Wolof is an Atlantic language of the Niger-Congo language family.
There are two main variants of Wolof: Senegal Wolof, which is the
standard form of the language, and Gambian Wolof, which is spoken
along with Senegal Wolof by more than 160,000 people in The Gambia.
Wolof is a national language of Senegal, where it is spoken by
approximately 4.6 million people as a first language. An additional
7.8 million people use Wolof as a lingua franca. Significant numbers
of Wolof speakers also are found in France, Mauritania, and Mali.
Wolof is currently offered via videoconference from Columbia
University. Cornell students may register for the class in Student
Center through the Africana Studies and Research Center (ASRC). They
meet in a room in Noyes Lodge on a regular schedule. The teacher is
on the screen and in immediate communication with the students all
hour. It is not an ‘online’ course. Wolof will be offered at all
three levels and Cornell students will be able to pursue Wolof
language study through and beyond the Cornell Arts College language
requirement. For more information contact Dick Feldman at
The Wolof teacher is Mariame Sy, who is the Coordinator of the African
Language Program at Columbia University, where she also teaches
Pulaar. She is currently completing a Ph.D. in linguistics at UCLA.
Her research interests are in the morpho-phonology and syntax of West

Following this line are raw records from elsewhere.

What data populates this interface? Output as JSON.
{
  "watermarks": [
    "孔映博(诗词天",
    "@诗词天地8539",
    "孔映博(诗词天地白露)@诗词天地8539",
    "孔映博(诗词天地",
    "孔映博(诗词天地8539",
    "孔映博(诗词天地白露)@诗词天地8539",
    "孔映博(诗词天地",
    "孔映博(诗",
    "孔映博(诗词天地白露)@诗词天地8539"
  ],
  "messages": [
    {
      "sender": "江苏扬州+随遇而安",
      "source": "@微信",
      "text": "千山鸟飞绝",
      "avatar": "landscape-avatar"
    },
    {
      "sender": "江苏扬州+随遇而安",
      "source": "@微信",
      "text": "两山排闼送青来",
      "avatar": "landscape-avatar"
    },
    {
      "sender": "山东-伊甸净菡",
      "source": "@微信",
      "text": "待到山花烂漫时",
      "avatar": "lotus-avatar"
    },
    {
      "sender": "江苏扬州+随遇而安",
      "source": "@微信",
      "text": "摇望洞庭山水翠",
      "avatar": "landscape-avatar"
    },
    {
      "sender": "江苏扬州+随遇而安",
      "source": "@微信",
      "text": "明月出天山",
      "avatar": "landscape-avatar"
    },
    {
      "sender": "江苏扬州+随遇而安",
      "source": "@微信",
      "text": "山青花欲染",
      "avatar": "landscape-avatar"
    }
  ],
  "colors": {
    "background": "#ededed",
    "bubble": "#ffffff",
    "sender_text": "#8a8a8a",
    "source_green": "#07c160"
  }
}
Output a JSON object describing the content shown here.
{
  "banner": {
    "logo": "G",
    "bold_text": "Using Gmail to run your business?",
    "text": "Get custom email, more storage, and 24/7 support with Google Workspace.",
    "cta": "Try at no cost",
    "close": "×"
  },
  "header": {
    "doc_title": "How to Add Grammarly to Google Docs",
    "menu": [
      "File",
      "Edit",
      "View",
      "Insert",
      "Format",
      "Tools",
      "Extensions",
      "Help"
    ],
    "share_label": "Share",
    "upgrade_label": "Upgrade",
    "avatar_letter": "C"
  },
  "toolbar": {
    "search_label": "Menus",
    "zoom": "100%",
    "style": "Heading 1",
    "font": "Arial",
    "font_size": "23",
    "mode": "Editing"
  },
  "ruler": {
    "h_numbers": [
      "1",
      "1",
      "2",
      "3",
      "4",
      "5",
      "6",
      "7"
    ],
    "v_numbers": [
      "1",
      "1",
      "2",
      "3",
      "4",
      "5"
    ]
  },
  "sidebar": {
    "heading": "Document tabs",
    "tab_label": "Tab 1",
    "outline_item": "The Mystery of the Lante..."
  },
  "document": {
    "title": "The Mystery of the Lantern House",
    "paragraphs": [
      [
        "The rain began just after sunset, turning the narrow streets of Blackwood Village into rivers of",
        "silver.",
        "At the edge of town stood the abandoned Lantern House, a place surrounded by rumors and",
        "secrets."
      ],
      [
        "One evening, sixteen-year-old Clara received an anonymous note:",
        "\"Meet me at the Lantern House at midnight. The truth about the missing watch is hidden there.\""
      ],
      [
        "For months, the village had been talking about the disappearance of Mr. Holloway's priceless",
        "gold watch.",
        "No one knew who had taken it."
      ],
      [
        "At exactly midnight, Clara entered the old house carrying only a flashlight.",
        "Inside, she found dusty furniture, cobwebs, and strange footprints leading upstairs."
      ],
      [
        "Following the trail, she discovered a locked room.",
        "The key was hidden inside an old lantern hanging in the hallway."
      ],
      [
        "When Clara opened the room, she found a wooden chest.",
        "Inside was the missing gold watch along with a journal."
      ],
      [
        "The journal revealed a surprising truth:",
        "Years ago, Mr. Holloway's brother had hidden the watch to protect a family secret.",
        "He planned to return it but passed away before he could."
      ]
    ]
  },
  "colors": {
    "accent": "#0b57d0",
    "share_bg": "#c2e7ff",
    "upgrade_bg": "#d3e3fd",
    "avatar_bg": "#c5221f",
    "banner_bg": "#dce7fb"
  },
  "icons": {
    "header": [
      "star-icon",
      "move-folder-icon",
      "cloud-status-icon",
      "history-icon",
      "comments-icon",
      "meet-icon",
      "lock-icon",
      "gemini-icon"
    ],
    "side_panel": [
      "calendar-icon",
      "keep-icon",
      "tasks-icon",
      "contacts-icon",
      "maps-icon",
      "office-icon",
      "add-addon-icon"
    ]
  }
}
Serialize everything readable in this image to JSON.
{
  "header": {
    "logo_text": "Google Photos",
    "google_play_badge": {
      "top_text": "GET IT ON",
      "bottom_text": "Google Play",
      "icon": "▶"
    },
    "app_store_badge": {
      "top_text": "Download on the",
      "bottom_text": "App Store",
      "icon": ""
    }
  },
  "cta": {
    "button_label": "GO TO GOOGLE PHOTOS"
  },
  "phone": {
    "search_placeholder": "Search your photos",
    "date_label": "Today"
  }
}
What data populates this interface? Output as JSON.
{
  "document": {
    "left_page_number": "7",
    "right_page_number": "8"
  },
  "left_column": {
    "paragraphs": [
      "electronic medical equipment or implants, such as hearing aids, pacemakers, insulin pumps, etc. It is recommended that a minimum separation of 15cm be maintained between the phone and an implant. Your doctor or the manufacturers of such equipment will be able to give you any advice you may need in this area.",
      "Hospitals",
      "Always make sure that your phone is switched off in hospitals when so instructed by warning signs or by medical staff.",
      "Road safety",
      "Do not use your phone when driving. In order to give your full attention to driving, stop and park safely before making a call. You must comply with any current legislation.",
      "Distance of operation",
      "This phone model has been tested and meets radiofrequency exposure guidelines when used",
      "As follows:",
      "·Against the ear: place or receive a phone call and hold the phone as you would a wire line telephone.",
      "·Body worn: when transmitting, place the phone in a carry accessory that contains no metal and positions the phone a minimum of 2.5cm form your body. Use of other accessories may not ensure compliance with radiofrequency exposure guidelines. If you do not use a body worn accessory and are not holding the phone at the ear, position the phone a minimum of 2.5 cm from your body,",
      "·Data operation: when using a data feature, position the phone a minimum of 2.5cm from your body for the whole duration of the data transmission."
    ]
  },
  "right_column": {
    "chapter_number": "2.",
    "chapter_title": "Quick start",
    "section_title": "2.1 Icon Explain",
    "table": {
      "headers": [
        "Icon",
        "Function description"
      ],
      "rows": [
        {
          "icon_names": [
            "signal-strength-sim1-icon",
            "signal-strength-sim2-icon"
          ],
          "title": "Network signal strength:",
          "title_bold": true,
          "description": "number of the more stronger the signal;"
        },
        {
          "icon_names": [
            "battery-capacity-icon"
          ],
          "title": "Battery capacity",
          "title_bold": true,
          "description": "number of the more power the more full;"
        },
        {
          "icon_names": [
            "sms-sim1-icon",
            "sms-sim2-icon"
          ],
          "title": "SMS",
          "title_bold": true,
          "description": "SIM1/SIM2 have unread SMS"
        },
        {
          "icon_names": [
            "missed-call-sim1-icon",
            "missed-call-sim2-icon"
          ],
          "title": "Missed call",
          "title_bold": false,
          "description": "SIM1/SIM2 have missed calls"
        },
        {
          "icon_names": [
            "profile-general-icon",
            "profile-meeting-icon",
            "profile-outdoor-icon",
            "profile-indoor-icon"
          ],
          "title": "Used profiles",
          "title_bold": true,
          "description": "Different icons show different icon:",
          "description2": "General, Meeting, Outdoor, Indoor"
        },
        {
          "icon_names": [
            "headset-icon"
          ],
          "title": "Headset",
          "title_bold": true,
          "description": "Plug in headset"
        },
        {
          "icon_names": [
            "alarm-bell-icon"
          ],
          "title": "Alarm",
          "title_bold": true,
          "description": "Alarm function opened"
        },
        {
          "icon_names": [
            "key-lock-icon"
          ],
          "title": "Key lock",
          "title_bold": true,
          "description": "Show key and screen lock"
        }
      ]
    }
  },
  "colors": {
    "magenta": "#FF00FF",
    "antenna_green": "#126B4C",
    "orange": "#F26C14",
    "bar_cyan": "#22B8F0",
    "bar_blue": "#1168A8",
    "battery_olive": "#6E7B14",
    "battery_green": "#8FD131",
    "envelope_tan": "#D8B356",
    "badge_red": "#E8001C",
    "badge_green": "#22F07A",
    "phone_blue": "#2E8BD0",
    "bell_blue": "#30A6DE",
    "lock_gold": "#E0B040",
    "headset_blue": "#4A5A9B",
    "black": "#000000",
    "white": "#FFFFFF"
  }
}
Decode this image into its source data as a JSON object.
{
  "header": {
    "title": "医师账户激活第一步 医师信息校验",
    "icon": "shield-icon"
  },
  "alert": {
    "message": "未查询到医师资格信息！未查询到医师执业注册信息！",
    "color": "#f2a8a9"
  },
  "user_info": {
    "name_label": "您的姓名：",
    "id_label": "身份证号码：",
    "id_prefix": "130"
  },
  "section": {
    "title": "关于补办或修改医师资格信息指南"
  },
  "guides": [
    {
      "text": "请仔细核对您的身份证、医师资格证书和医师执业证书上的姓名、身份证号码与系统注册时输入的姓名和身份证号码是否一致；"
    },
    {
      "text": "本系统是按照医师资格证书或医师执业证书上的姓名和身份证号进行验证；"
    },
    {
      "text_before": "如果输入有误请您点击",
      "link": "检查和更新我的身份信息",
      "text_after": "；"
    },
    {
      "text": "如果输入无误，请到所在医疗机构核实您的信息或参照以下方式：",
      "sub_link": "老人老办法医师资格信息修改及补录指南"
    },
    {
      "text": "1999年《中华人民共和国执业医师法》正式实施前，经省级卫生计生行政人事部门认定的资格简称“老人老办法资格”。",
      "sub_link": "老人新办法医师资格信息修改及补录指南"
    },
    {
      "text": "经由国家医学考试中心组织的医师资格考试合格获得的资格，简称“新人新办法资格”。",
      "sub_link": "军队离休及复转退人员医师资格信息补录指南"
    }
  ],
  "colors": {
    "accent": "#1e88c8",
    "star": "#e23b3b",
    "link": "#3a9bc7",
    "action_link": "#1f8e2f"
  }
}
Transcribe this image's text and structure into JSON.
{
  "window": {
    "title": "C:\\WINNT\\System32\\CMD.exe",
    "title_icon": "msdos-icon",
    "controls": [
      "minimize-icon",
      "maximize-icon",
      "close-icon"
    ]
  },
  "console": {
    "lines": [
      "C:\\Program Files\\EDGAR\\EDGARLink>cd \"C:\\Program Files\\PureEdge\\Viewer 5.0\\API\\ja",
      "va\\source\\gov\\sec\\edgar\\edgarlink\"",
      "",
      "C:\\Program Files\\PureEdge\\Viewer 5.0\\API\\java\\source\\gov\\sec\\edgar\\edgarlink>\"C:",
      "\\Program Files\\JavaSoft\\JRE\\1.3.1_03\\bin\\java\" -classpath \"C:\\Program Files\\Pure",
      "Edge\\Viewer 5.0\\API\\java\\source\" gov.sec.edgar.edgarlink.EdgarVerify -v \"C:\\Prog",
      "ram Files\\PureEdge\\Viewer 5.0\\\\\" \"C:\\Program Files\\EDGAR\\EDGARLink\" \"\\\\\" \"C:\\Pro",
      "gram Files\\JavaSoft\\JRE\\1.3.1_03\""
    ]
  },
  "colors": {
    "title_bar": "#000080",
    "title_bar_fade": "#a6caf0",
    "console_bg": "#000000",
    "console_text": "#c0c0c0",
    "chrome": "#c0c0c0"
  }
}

Atlantic languages and first and second language acquisition. She may
be contacted at <SMS2168@columbia.edu>.